### [TASK DETAILS]
Set down each entry as it stands. Skip the pictures.

### [RECORD SET]
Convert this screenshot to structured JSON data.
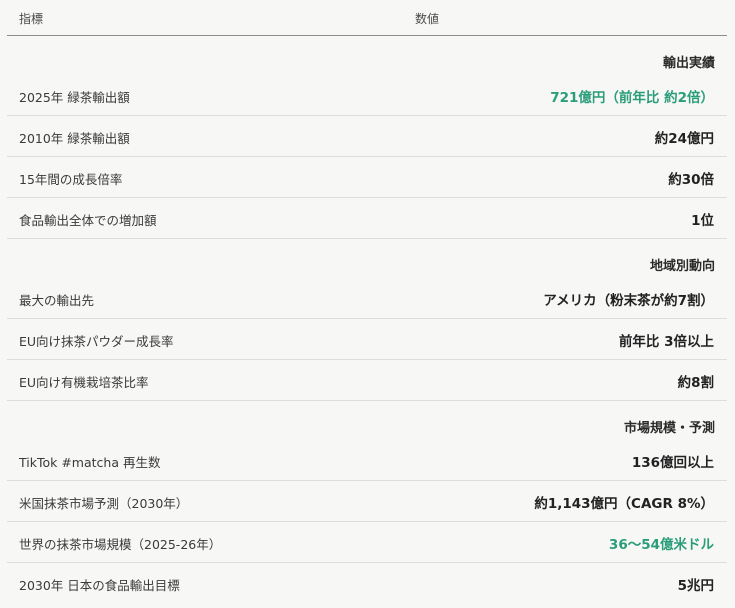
{
  "header": {
    "col_indicator": "指標",
    "col_value": "数値"
  },
  "sections": [
    {
      "title": "輸出実績"
    },
    {
      "title": "地域別動向"
    },
    {
      "title": "市場規模・予測"
    }
  ],
  "rows": [
    {
      "label": "2025年 緑茶輸出額",
      "value": "721億円（前年比 約2倍）",
      "accent": true
    },
    {
      "label": "2010年 緑茶輸出額",
      "value": "約24億円"
    },
    {
      "label": "15年間の成長倍率",
      "value": "約30倍"
    },
    {
      "label": "食品輸出全体での増加額",
      "value": "1位"
    },
    {
      "label": "最大の輸出先",
      "value": "アメリカ（粉末茶が約7割）"
    },
    {
      "label": "EU向け抹茶パウダー成長率",
      "value": "前年比 3倍以上"
    },
    {
      "label": "EU向け有機栽培茶比率",
      "value": "約8割"
    },
    {
      "label": "TikTok #matcha 再生数",
      "value": "136億回以上"
    },
    {
      "label": "米国抹茶市場予測（2030年）",
      "value": "約1,143億円（CAGR 8%）"
    },
    {
      "label": "世界の抹茶市場規模（2025-26年）",
      "value": "36〜54億米ドル",
      "accent": true
    },
    {
      "label": "2030年 日本の食品輸出目標",
      "value": "5兆円"
    }
  ],
  "colors": {
    "accent": "#2a9d7a",
    "rule": "#8c8c8c",
    "row_border": "#dddddb",
    "background": "#f7f7f5"
  }
}
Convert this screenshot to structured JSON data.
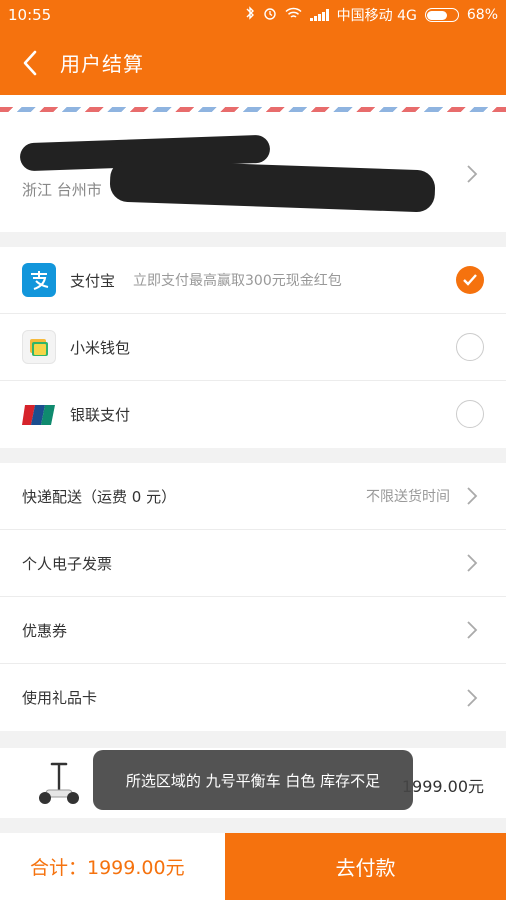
{
  "status_bar": {
    "time": "10:55",
    "carrier": "中国移动 4G",
    "battery": "68%"
  },
  "header": {
    "title": "用户结算"
  },
  "address": {
    "city": "浙江 台州市"
  },
  "payment": {
    "methods": [
      {
        "label": "支付宝",
        "promo": "立即支付最高赢取300元现金红包",
        "selected": true
      },
      {
        "label": "小米钱包",
        "selected": false
      },
      {
        "label": "银联支付",
        "selected": false
      }
    ]
  },
  "options": {
    "delivery": {
      "label": "快递配送（运费 0 元）",
      "value": "不限送货时间"
    },
    "invoice": {
      "label": "个人电子发票"
    },
    "coupon": {
      "label": "优惠券"
    },
    "gift_card": {
      "label": "使用礼品卡"
    }
  },
  "product": {
    "price": "1999.00元"
  },
  "toast": {
    "message": "所选区域的 九号平衡车 白色 库存不足"
  },
  "footer": {
    "total": "合计：1999.00元",
    "pay_label": "去付款"
  },
  "colors": {
    "accent": "#f5720e",
    "background": "#f2f2f2"
  }
}
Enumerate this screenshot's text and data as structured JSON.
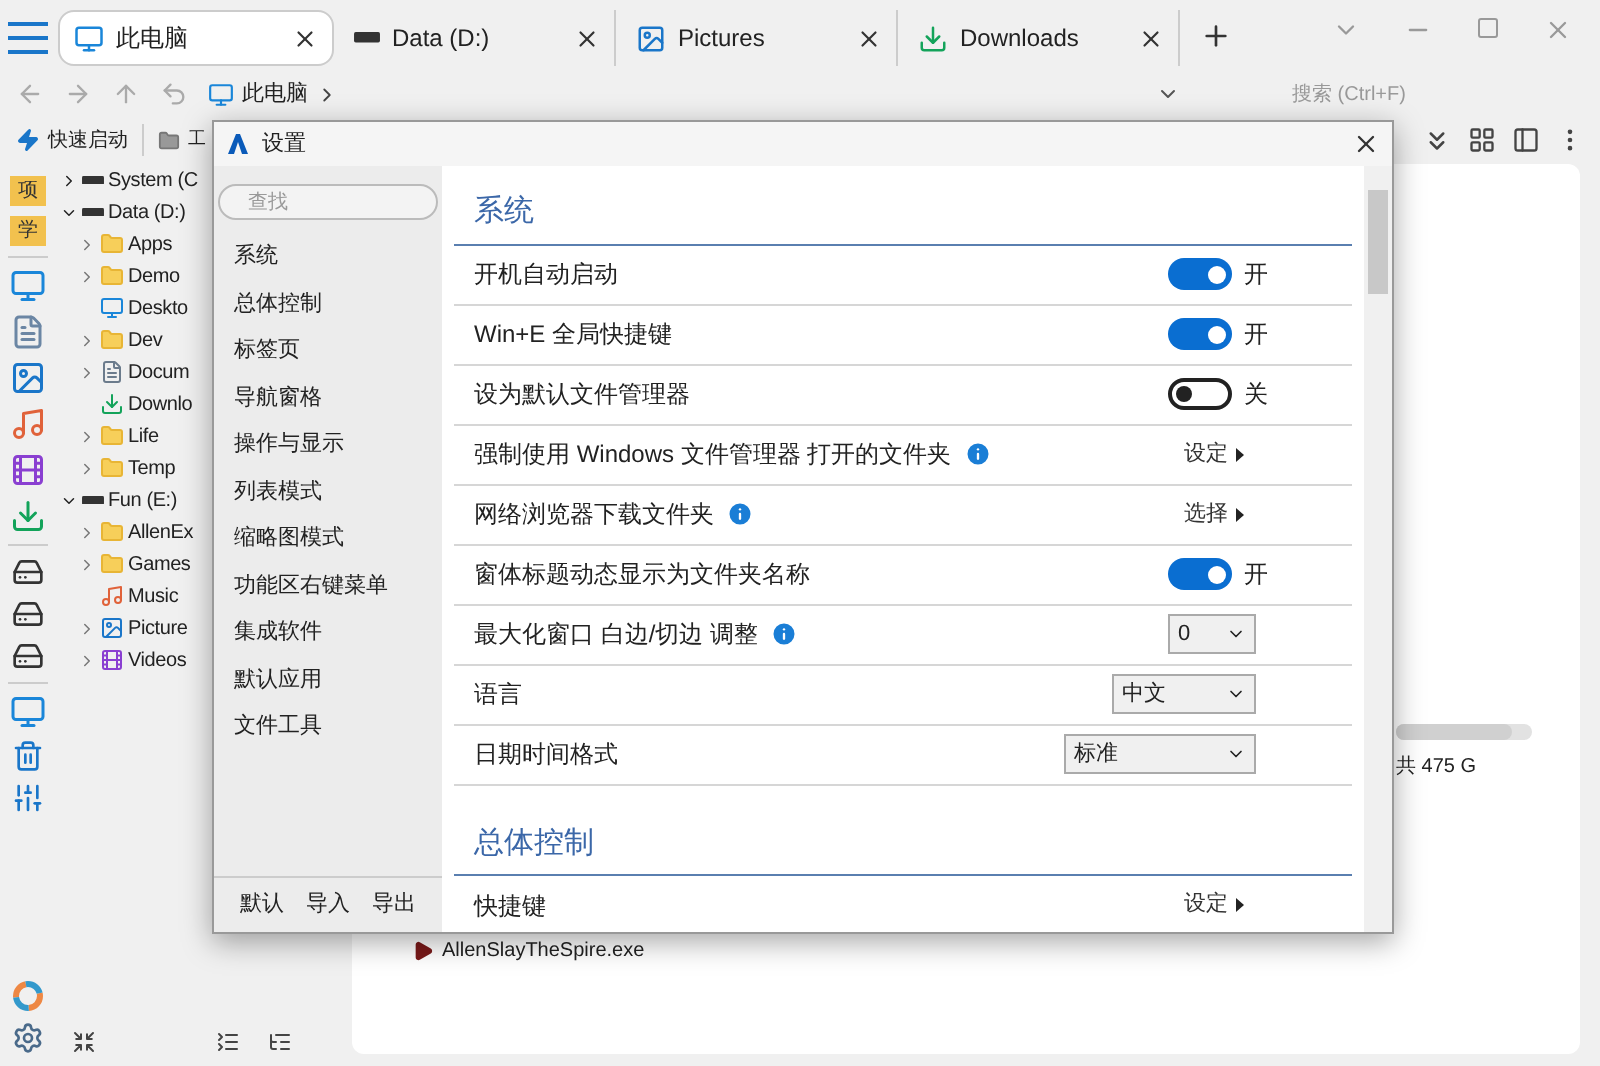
{
  "tabs": [
    {
      "label": "此电脑",
      "kind": "monitor",
      "selected": true
    },
    {
      "label": "Data (D:)",
      "kind": "drive",
      "selected": false
    },
    {
      "label": "Pictures",
      "kind": "picture",
      "selected": false
    },
    {
      "label": "Downloads",
      "kind": "download",
      "selected": false
    }
  ],
  "breadcrumb": "此电脑",
  "search": {
    "placeholder": "搜索 (Ctrl+F)"
  },
  "toolbar": {
    "items": [
      "快速启动",
      "工"
    ]
  },
  "quick_access": [
    {
      "label": "项"
    },
    {
      "label": "学"
    }
  ],
  "tree": [
    {
      "label": "System (C",
      "expanded": false
    },
    {
      "label": "Data (D:)",
      "expanded": true,
      "children": [
        {
          "label": "Apps",
          "kind": "folder",
          "expandable": true
        },
        {
          "label": "Demo",
          "kind": "folder",
          "expandable": true
        },
        {
          "label": "Deskto",
          "kind": "desktop",
          "expandable": false
        },
        {
          "label": "Dev",
          "kind": "folder",
          "expandable": true
        },
        {
          "label": "Docum",
          "kind": "document",
          "expandable": true
        },
        {
          "label": "Downlo",
          "kind": "download",
          "expandable": false
        },
        {
          "label": "Life",
          "kind": "folder",
          "expandable": true
        },
        {
          "label": "Temp",
          "kind": "folder",
          "expandable": true
        }
      ]
    },
    {
      "label": "Fun (E:)",
      "expanded": true,
      "children": [
        {
          "label": "AllenEx",
          "kind": "folder",
          "expandable": true
        },
        {
          "label": "Games",
          "kind": "folder",
          "expandable": true
        },
        {
          "label": "Music",
          "kind": "music",
          "expandable": false
        },
        {
          "label": "Picture",
          "kind": "picture",
          "expandable": true
        },
        {
          "label": "Videos",
          "kind": "video",
          "expandable": true
        }
      ]
    }
  ],
  "background_content": {
    "drive": {
      "usage": "共 475 G",
      "level": 0.85
    },
    "file": "AllenSlayTheSpire.exe"
  },
  "settings": {
    "title": "设置",
    "search_placeholder": "查找",
    "nav": [
      "系统",
      "总体控制",
      "标签页",
      "导航窗格",
      "操作与显示",
      "列表模式",
      "缩略图模式",
      "功能区右键菜单",
      "集成软件",
      "默认应用",
      "文件工具"
    ],
    "footer": [
      "默认",
      "导入",
      "导出"
    ],
    "sections": [
      {
        "title": "系统",
        "rows": [
          {
            "label": "开机自动启动",
            "kind": "toggle",
            "on": true,
            "value": "开",
            "info": false
          },
          {
            "label": "Win+E 全局快捷键",
            "kind": "toggle",
            "on": true,
            "value": "开",
            "info": false
          },
          {
            "label": "设为默认文件管理器",
            "kind": "toggle",
            "on": false,
            "value": "关",
            "info": false
          },
          {
            "label": "强制使用 Windows 文件管理器 打开的文件夹",
            "kind": "link",
            "value": "设定",
            "info": true
          },
          {
            "label": "网络浏览器下载文件夹",
            "kind": "link",
            "value": "选择",
            "info": true
          },
          {
            "label": "窗体标题动态显示为文件夹名称",
            "kind": "toggle",
            "on": true,
            "value": "开",
            "info": false
          },
          {
            "label": "最大化窗口 白边/切边 调整",
            "kind": "select",
            "value": "0",
            "info": true
          },
          {
            "label": "语言",
            "kind": "select",
            "value": "中文",
            "info": false
          },
          {
            "label": "日期时间格式",
            "kind": "select",
            "value": "标准",
            "info": false
          }
        ]
      },
      {
        "title": "总体控制",
        "rows": [
          {
            "label": "快捷键",
            "kind": "link",
            "value": "设定",
            "info": false
          }
        ]
      }
    ]
  }
}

### [SOLUTION TO THE EXERCISE]
Convert this screenshot to structured JSON data.
{
  "header": {
    "col_indicator": "指標",
    "col_value": "数値"
  },
  "sections": [
    {
      "title": "輸出実績"
    },
    {
      "title": "地域別動向"
    },
    {
      "title": "市場規模・予測"
    }
  ],
  "rows": [
    {
      "label": "2025年 緑茶輸出額",
      "value": "721億円（前年比 約2倍）",
      "accent": true
    },
    {
      "label": "2010年 緑茶輸出額",
      "value": "約24億円"
    },
    {
      "label": "15年間の成長倍率",
      "value": "約30倍"
    },
    {
      "label": "食品輸出全体での増加額",
      "value": "1位"
    },
    {
      "label": "最大の輸出先",
      "value": "アメリカ（粉末茶が約7割）"
    },
    {
      "label": "EU向け抹茶パウダー成長率",
      "value": "前年比 3倍以上"
    },
    {
      "label": "EU向け有機栽培茶比率",
      "value": "約8割"
    },
    {
      "label": "TikTok #matcha 再生数",
      "value": "136億回以上"
    },
    {
      "label": "米国抹茶市場予測（2030年）",
      "value": "約1,143億円（CAGR 8%）"
    },
    {
      "label": "世界の抹茶市場規模（2025-26年）",
      "value": "36〜54億米ドル",
      "accent": true
    },
    {
      "label": "2030年 日本の食品輸出目標",
      "value": "5兆円"
    }
  ],
  "colors": {
    "accent": "#2a9d7a",
    "rule": "#8c8c8c",
    "row_border": "#dddddb",
    "background": "#f7f7f5"
  }
}
Convert this screenshot to structured JSON data.
{
  "status_bar": {
    "time": "10:55",
    "carrier": "中国移动 4G",
    "battery": "68%"
  },
  "header": {
    "title": "用户结算"
  },
  "address": {
    "city": "浙江 台州市"
  },
  "payment": {
    "methods": [
      {
        "label": "支付宝",
        "promo": "立即支付最高赢取300元现金红包",
        "selected": true
      },
      {
        "label": "小米钱包",
        "selected": false
      },
      {
        "label": "银联支付",
        "selected": false
      }
    ]
  },
  "options": {
    "delivery": {
      "label": "快递配送（运费 0 元）",
      "value": "不限送货时间"
    },
    "invoice": {
      "label": "个人电子发票"
    },
    "coupon": {
      "label": "优惠券"
    },
    "gift_card": {
      "label": "使用礼品卡"
    }
  },
  "product": {
    "price": "1999.00元"
  },
  "toast": {
    "message": "所选区域的 九号平衡车 白色 库存不足"
  },
  "footer": {
    "total": "合计：1999.00元",
    "pay_label": "去付款"
  },
  "colors": {
    "accent": "#f5720e",
    "background": "#f2f2f2"
  }
}
Enumerate this screenshot's text and data as structured JSON.
{
  "tabs": [
    {
      "label": "此电脑",
      "kind": "monitor",
      "selected": true
    },
    {
      "label": "Data (D:)",
      "kind": "drive",
      "selected": false
    },
    {
      "label": "Pictures",
      "kind": "picture",
      "selected": false
    },
    {
      "label": "Downloads",
      "kind": "download",
      "selected": false
    }
  ],
  "breadcrumb": "此电脑",
  "search": {
    "placeholder": "搜索 (Ctrl+F)"
  },
  "toolbar": {
    "items": [
      "快速启动",
      "工"
    ]
  },
  "quick_access": [
    {
      "label": "项"
    },
    {
      "label": "学"
    }
  ],
  "tree": [
    {
      "label": "System (C",
      "expanded": false
    },
    {
      "label": "Data (D:)",
      "expanded": true,
      "children": [
        {
          "label": "Apps",
          "kind": "folder",
          "expandable": true
        },
        {
          "label": "Demo",
          "kind": "folder",
          "expandable": true
        },
        {
          "label": "Deskto",
          "kind": "desktop",
          "expandable": false
        },
        {
          "label": "Dev",
          "kind": "folder",
          "expandable": true
        },
        {
          "label": "Docum",
          "kind": "document",
          "expandable": true
        },
        {
          "label": "Downlo",
          "kind": "download",
          "expandable": false
        },
        {
          "label": "Life",
          "kind": "folder",
          "expandable": true
        },
        {
          "label": "Temp",
          "kind": "folder",
          "expandable": true
        }
      ]
    },
    {
      "label": "Fun (E:)",
      "expanded": true,
      "children": [
        {
          "label": "AllenEx",
          "kind": "folder",
          "expandable": true
        },
        {
          "label": "Games",
          "kind": "folder",
          "expandable": true
        },
        {
          "label": "Music",
          "kind": "music",
          "expandable": false
        },
        {
          "label": "Picture",
          "kind": "picture",
          "expandable": true
        },
        {
          "label": "Videos",
          "kind": "video",
          "expandable": true
        }
      ]
    }
  ],
  "background_content": {
    "drive": {
      "usage": "共 475 G",
      "level": 0.85
    },
    "file": "AllenSlayTheSpire.exe"
  },
  "settings": {
    "title": "设置",
    "search_placeholder": "查找",
    "nav": [
      "系统",
      "总体控制",
      "标签页",
      "导航窗格",
      "操作与显示",
      "列表模式",
      "缩略图模式",
      "功能区右键菜单",
      "集成软件",
      "默认应用",
      "文件工具"
    ],
    "footer": [
      "默认",
      "导入",
      "导出"
    ],
    "sections": [
      {
        "title": "系统",
        "rows": [
          {
            "label": "开机自动启动",
            "kind": "toggle",
            "on": true,
            "value": "开",
            "info": false
          },
          {
            "label": "Win+E 全局快捷键",
            "kind": "toggle",
            "on": true,
            "value": "开",
            "info": false
          },
          {
            "label": "设为默认文件管理器",
            "kind": "toggle",
            "on": false,
            "value": "关",
            "info": false
          },
          {
            "label": "强制使用 Windows 文件管理器 打开的文件夹",
            "kind": "link",
            "value": "设定",
            "info": true
          },
          {
            "label": "网络浏览器下载文件夹",
            "kind": "link",
            "value": "选择",
            "info": true
          },
          {
            "label": "窗体标题动态显示为文件夹名称",
            "kind": "toggle",
            "on": true,
            "value": "开",
            "info": false
          },
          {
            "label": "最大化窗口 白边/切边 调整",
            "kind": "select",
            "value": "0",
            "info": true
          },
          {
            "label": "语言",
            "kind": "select",
            "value": "中文",
            "info": false
          },
          {
            "label": "日期时间格式",
            "kind": "select",
            "value": "标准",
            "info": false
          }
        ]
      },
      {
        "title": "总体控制",
        "rows": [
          {
            "label": "快捷键",
            "kind": "link",
            "value": "设定",
            "info": false
          }
        ]
      }
    ]
  }
}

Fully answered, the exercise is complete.